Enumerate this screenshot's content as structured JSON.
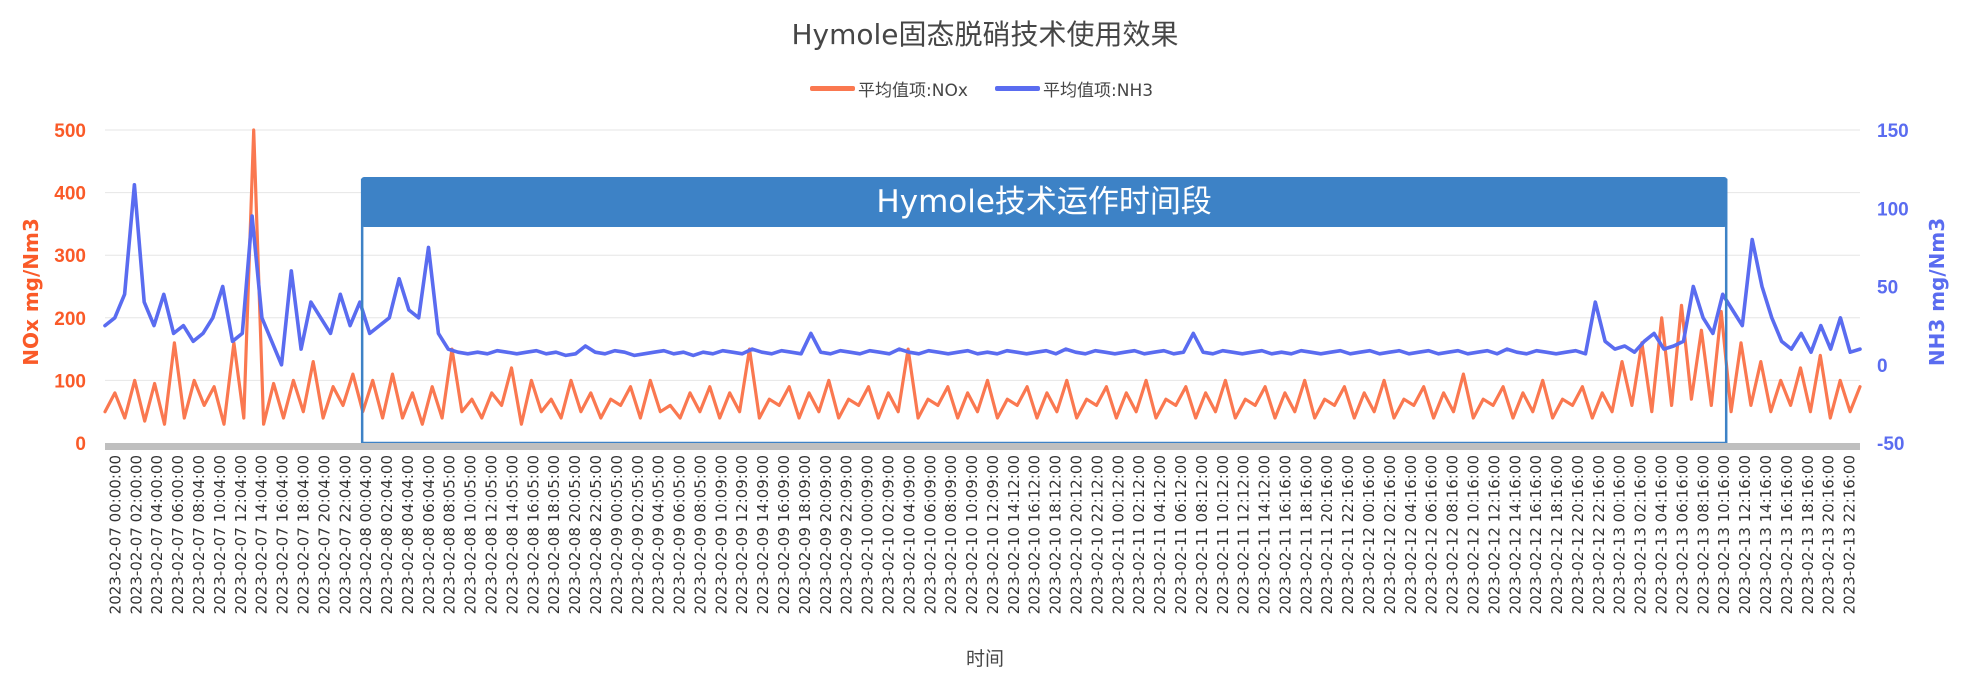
{
  "chart_data": {
    "type": "line",
    "title": "Hymole固态脱硝技术使用效果",
    "xlabel": "时间",
    "ylabel_left": "NOx mg/Nm3",
    "ylabel_right": "NH3 mg/Nm3",
    "ylim_left": [
      0,
      500
    ],
    "yticks_left": [
      0,
      100,
      200,
      300,
      400,
      500
    ],
    "ylim_right": [
      -50,
      150
    ],
    "yticks_right": [
      -50,
      0,
      50,
      100,
      150
    ],
    "grid": true,
    "legend_position": "top-center",
    "annotation": "Hymole技术运作时间段",
    "annotation_range": [
      "2023-02-08 00:04:00",
      "2023-02-13 10:16:00"
    ],
    "x_ticks": [
      "2023-02-07 00:00:00",
      "2023-02-07 02:00:00",
      "2023-02-07 04:00:00",
      "2023-02-07 06:00:00",
      "2023-02-07 08:04:00",
      "2023-02-07 10:04:00",
      "2023-02-07 12:04:00",
      "2023-02-07 14:04:00",
      "2023-02-07 16:04:00",
      "2023-02-07 18:04:00",
      "2023-02-07 20:04:00",
      "2023-02-07 22:04:00",
      "2023-02-08 00:04:00",
      "2023-02-08 02:04:00",
      "2023-02-08 04:04:00",
      "2023-02-08 06:04:00",
      "2023-02-08 08:05:00",
      "2023-02-08 10:05:00",
      "2023-02-08 12:05:00",
      "2023-02-08 14:05:00",
      "2023-02-08 16:05:00",
      "2023-02-08 18:05:00",
      "2023-02-08 20:05:00",
      "2023-02-08 22:05:00",
      "2023-02-09 00:05:00",
      "2023-02-09 02:05:00",
      "2023-02-09 04:05:00",
      "2023-02-09 06:05:00",
      "2023-02-09 08:05:00",
      "2023-02-09 10:09:00",
      "2023-02-09 12:09:00",
      "2023-02-09 14:09:00",
      "2023-02-09 16:09:00",
      "2023-02-09 18:09:00",
      "2023-02-09 20:09:00",
      "2023-02-09 22:09:00",
      "2023-02-10 00:09:00",
      "2023-02-10 02:09:00",
      "2023-02-10 04:09:00",
      "2023-02-10 06:09:00",
      "2023-02-10 08:09:00",
      "2023-02-10 10:09:00",
      "2023-02-10 12:09:00",
      "2023-02-10 14:12:00",
      "2023-02-10 16:12:00",
      "2023-02-10 18:12:00",
      "2023-02-10 20:12:00",
      "2023-02-10 22:12:00",
      "2023-02-11 00:12:00",
      "2023-02-11 02:12:00",
      "2023-02-11 04:12:00",
      "2023-02-11 06:12:00",
      "2023-02-11 08:12:00",
      "2023-02-11 10:12:00",
      "2023-02-11 12:12:00",
      "2023-02-11 14:12:00",
      "2023-02-11 16:16:00",
      "2023-02-11 18:16:00",
      "2023-02-11 20:16:00",
      "2023-02-11 22:16:00",
      "2023-02-12 00:16:00",
      "2023-02-12 02:16:00",
      "2023-02-12 04:16:00",
      "2023-02-12 06:16:00",
      "2023-02-12 08:16:00",
      "2023-02-12 10:16:00",
      "2023-02-12 12:16:00",
      "2023-02-12 14:16:00",
      "2023-02-12 16:16:00",
      "2023-02-12 18:16:00",
      "2023-02-12 20:16:00",
      "2023-02-12 22:16:00",
      "2023-02-13 00:16:00",
      "2023-02-13 02:16:00",
      "2023-02-13 04:16:00",
      "2023-02-13 06:16:00",
      "2023-02-13 08:16:00",
      "2023-02-13 10:16:00",
      "2023-02-13 12:16:00",
      "2023-02-13 14:16:00",
      "2023-02-13 16:16:00",
      "2023-02-13 18:16:00",
      "2023-02-13 20:16:00",
      "2023-02-13 22:16:00"
    ],
    "series": [
      {
        "name": "平均值项:NOx",
        "axis": "left",
        "color": "#fa7850",
        "values": [
          50,
          80,
          40,
          100,
          35,
          95,
          30,
          160,
          40,
          100,
          60,
          90,
          30,
          160,
          40,
          500,
          30,
          95,
          40,
          100,
          50,
          130,
          40,
          90,
          60,
          110,
          50,
          100,
          40,
          110,
          40,
          80,
          30,
          90,
          40,
          150,
          50,
          70,
          40,
          80,
          60,
          120,
          30,
          100,
          50,
          70,
          40,
          100,
          50,
          80,
          40,
          70,
          60,
          90,
          40,
          100,
          50,
          60,
          40,
          80,
          50,
          90,
          40,
          80,
          50,
          150,
          40,
          70,
          60,
          90,
          40,
          80,
          50,
          100,
          40,
          70,
          60,
          90,
          40,
          80,
          50,
          150,
          40,
          70,
          60,
          90,
          40,
          80,
          50,
          100,
          40,
          70,
          60,
          90,
          40,
          80,
          50,
          100,
          40,
          70,
          60,
          90,
          40,
          80,
          50,
          100,
          40,
          70,
          60,
          90,
          40,
          80,
          50,
          100,
          40,
          70,
          60,
          90,
          40,
          80,
          50,
          100,
          40,
          70,
          60,
          90,
          40,
          80,
          50,
          100,
          40,
          70,
          60,
          90,
          40,
          80,
          50,
          110,
          40,
          70,
          60,
          90,
          40,
          80,
          50,
          100,
          40,
          70,
          60,
          90,
          40,
          80,
          50,
          130,
          60,
          160,
          50,
          200,
          60,
          220,
          70,
          180,
          60,
          210,
          50,
          160,
          60,
          130,
          50,
          100,
          60,
          120,
          50,
          140,
          40,
          100,
          50,
          90
        ]
      },
      {
        "name": "平均值项:NH3",
        "axis": "right",
        "color": "#5a6cf0",
        "values": [
          25,
          30,
          45,
          115,
          40,
          25,
          45,
          20,
          25,
          15,
          20,
          30,
          50,
          15,
          20,
          95,
          30,
          15,
          0,
          60,
          10,
          40,
          30,
          20,
          45,
          25,
          40,
          20,
          25,
          30,
          55,
          35,
          30,
          75,
          20,
          10,
          8,
          7,
          8,
          7,
          9,
          8,
          7,
          8,
          9,
          7,
          8,
          6,
          7,
          12,
          8,
          7,
          9,
          8,
          6,
          7,
          8,
          9,
          7,
          8,
          6,
          8,
          7,
          9,
          8,
          7,
          10,
          8,
          7,
          9,
          8,
          7,
          20,
          8,
          7,
          9,
          8,
          7,
          9,
          8,
          7,
          10,
          8,
          7,
          9,
          8,
          7,
          8,
          9,
          7,
          8,
          7,
          9,
          8,
          7,
          8,
          9,
          7,
          10,
          8,
          7,
          9,
          8,
          7,
          8,
          9,
          7,
          8,
          9,
          7,
          8,
          20,
          8,
          7,
          9,
          8,
          7,
          8,
          9,
          7,
          8,
          7,
          9,
          8,
          7,
          8,
          9,
          7,
          8,
          9,
          7,
          8,
          9,
          7,
          8,
          9,
          7,
          8,
          9,
          7,
          8,
          9,
          7,
          10,
          8,
          7,
          9,
          8,
          7,
          8,
          9,
          7,
          40,
          15,
          10,
          12,
          8,
          15,
          20,
          10,
          12,
          15,
          50,
          30,
          20,
          45,
          35,
          25,
          80,
          50,
          30,
          15,
          10,
          20,
          8,
          25,
          10,
          30,
          8,
          10
        ]
      }
    ]
  }
}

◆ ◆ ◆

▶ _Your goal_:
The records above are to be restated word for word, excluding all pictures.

▶ _Result of this task_:
Enumerate this screenshot's content as structured JSON.
{
  "chart_data": {
    "type": "line",
    "title": "Hymole固态脱硝技术使用效果",
    "xlabel": "时间",
    "ylabel_left": "NOx mg/Nm3",
    "ylabel_right": "NH3 mg/Nm3",
    "ylim_left": [
      0,
      500
    ],
    "yticks_left": [
      0,
      100,
      200,
      300,
      400,
      500
    ],
    "ylim_right": [
      -50,
      150
    ],
    "yticks_right": [
      -50,
      0,
      50,
      100,
      150
    ],
    "grid": true,
    "legend_position": "top-center",
    "annotation": "Hymole技术运作时间段",
    "annotation_range": [
      "2023-02-08 00:04:00",
      "2023-02-13 10:16:00"
    ],
    "x_ticks": [
      "2023-02-07 00:00:00",
      "2023-02-07 02:00:00",
      "2023-02-07 04:00:00",
      "2023-02-07 06:00:00",
      "2023-02-07 08:04:00",
      "2023-02-07 10:04:00",
      "2023-02-07 12:04:00",
      "2023-02-07 14:04:00",
      "2023-02-07 16:04:00",
      "2023-02-07 18:04:00",
      "2023-02-07 20:04:00",
      "2023-02-07 22:04:00",
      "2023-02-08 00:04:00",
      "2023-02-08 02:04:00",
      "2023-02-08 04:04:00",
      "2023-02-08 06:04:00",
      "2023-02-08 08:05:00",
      "2023-02-08 10:05:00",
      "2023-02-08 12:05:00",
      "2023-02-08 14:05:00",
      "2023-02-08 16:05:00",
      "2023-02-08 18:05:00",
      "2023-02-08 20:05:00",
      "2023-02-08 22:05:00",
      "2023-02-09 00:05:00",
      "2023-02-09 02:05:00",
      "2023-02-09 04:05:00",
      "2023-02-09 06:05:00",
      "2023-02-09 08:05:00",
      "2023-02-09 10:09:00",
      "2023-02-09 12:09:00",
      "2023-02-09 14:09:00",
      "2023-02-09 16:09:00",
      "2023-02-09 18:09:00",
      "2023-02-09 20:09:00",
      "2023-02-09 22:09:00",
      "2023-02-10 00:09:00",
      "2023-02-10 02:09:00",
      "2023-02-10 04:09:00",
      "2023-02-10 06:09:00",
      "2023-02-10 08:09:00",
      "2023-02-10 10:09:00",
      "2023-02-10 12:09:00",
      "2023-02-10 14:12:00",
      "2023-02-10 16:12:00",
      "2023-02-10 18:12:00",
      "2023-02-10 20:12:00",
      "2023-02-10 22:12:00",
      "2023-02-11 00:12:00",
      "2023-02-11 02:12:00",
      "2023-02-11 04:12:00",
      "2023-02-11 06:12:00",
      "2023-02-11 08:12:00",
      "2023-02-11 10:12:00",
      "2023-02-11 12:12:00",
      "2023-02-11 14:12:00",
      "2023-02-11 16:16:00",
      "2023-02-11 18:16:00",
      "2023-02-11 20:16:00",
      "2023-02-11 22:16:00",
      "2023-02-12 00:16:00",
      "2023-02-12 02:16:00",
      "2023-02-12 04:16:00",
      "2023-02-12 06:16:00",
      "2023-02-12 08:16:00",
      "2023-02-12 10:16:00",
      "2023-02-12 12:16:00",
      "2023-02-12 14:16:00",
      "2023-02-12 16:16:00",
      "2023-02-12 18:16:00",
      "2023-02-12 20:16:00",
      "2023-02-12 22:16:00",
      "2023-02-13 00:16:00",
      "2023-02-13 02:16:00",
      "2023-02-13 04:16:00",
      "2023-02-13 06:16:00",
      "2023-02-13 08:16:00",
      "2023-02-13 10:16:00",
      "2023-02-13 12:16:00",
      "2023-02-13 14:16:00",
      "2023-02-13 16:16:00",
      "2023-02-13 18:16:00",
      "2023-02-13 20:16:00",
      "2023-02-13 22:16:00"
    ],
    "series": [
      {
        "name": "平均值项:NOx",
        "axis": "left",
        "color": "#fa7850",
        "values": [
          50,
          80,
          40,
          100,
          35,
          95,
          30,
          160,
          40,
          100,
          60,
          90,
          30,
          160,
          40,
          500,
          30,
          95,
          40,
          100,
          50,
          130,
          40,
          90,
          60,
          110,
          50,
          100,
          40,
          110,
          40,
          80,
          30,
          90,
          40,
          150,
          50,
          70,
          40,
          80,
          60,
          120,
          30,
          100,
          50,
          70,
          40,
          100,
          50,
          80,
          40,
          70,
          60,
          90,
          40,
          100,
          50,
          60,
          40,
          80,
          50,
          90,
          40,
          80,
          50,
          150,
          40,
          70,
          60,
          90,
          40,
          80,
          50,
          100,
          40,
          70,
          60,
          90,
          40,
          80,
          50,
          150,
          40,
          70,
          60,
          90,
          40,
          80,
          50,
          100,
          40,
          70,
          60,
          90,
          40,
          80,
          50,
          100,
          40,
          70,
          60,
          90,
          40,
          80,
          50,
          100,
          40,
          70,
          60,
          90,
          40,
          80,
          50,
          100,
          40,
          70,
          60,
          90,
          40,
          80,
          50,
          100,
          40,
          70,
          60,
          90,
          40,
          80,
          50,
          100,
          40,
          70,
          60,
          90,
          40,
          80,
          50,
          110,
          40,
          70,
          60,
          90,
          40,
          80,
          50,
          100,
          40,
          70,
          60,
          90,
          40,
          80,
          50,
          130,
          60,
          160,
          50,
          200,
          60,
          220,
          70,
          180,
          60,
          210,
          50,
          160,
          60,
          130,
          50,
          100,
          60,
          120,
          50,
          140,
          40,
          100,
          50,
          90
        ]
      },
      {
        "name": "平均值项:NH3",
        "axis": "right",
        "color": "#5a6cf0",
        "values": [
          25,
          30,
          45,
          115,
          40,
          25,
          45,
          20,
          25,
          15,
          20,
          30,
          50,
          15,
          20,
          95,
          30,
          15,
          0,
          60,
          10,
          40,
          30,
          20,
          45,
          25,
          40,
          20,
          25,
          30,
          55,
          35,
          30,
          75,
          20,
          10,
          8,
          7,
          8,
          7,
          9,
          8,
          7,
          8,
          9,
          7,
          8,
          6,
          7,
          12,
          8,
          7,
          9,
          8,
          6,
          7,
          8,
          9,
          7,
          8,
          6,
          8,
          7,
          9,
          8,
          7,
          10,
          8,
          7,
          9,
          8,
          7,
          20,
          8,
          7,
          9,
          8,
          7,
          9,
          8,
          7,
          10,
          8,
          7,
          9,
          8,
          7,
          8,
          9,
          7,
          8,
          7,
          9,
          8,
          7,
          8,
          9,
          7,
          10,
          8,
          7,
          9,
          8,
          7,
          8,
          9,
          7,
          8,
          9,
          7,
          8,
          20,
          8,
          7,
          9,
          8,
          7,
          8,
          9,
          7,
          8,
          7,
          9,
          8,
          7,
          8,
          9,
          7,
          8,
          9,
          7,
          8,
          9,
          7,
          8,
          9,
          7,
          8,
          9,
          7,
          8,
          9,
          7,
          10,
          8,
          7,
          9,
          8,
          7,
          8,
          9,
          7,
          40,
          15,
          10,
          12,
          8,
          15,
          20,
          10,
          12,
          15,
          50,
          30,
          20,
          45,
          35,
          25,
          80,
          50,
          30,
          15,
          10,
          20,
          8,
          25,
          10,
          30,
          8,
          10
        ]
      }
    ]
  }
}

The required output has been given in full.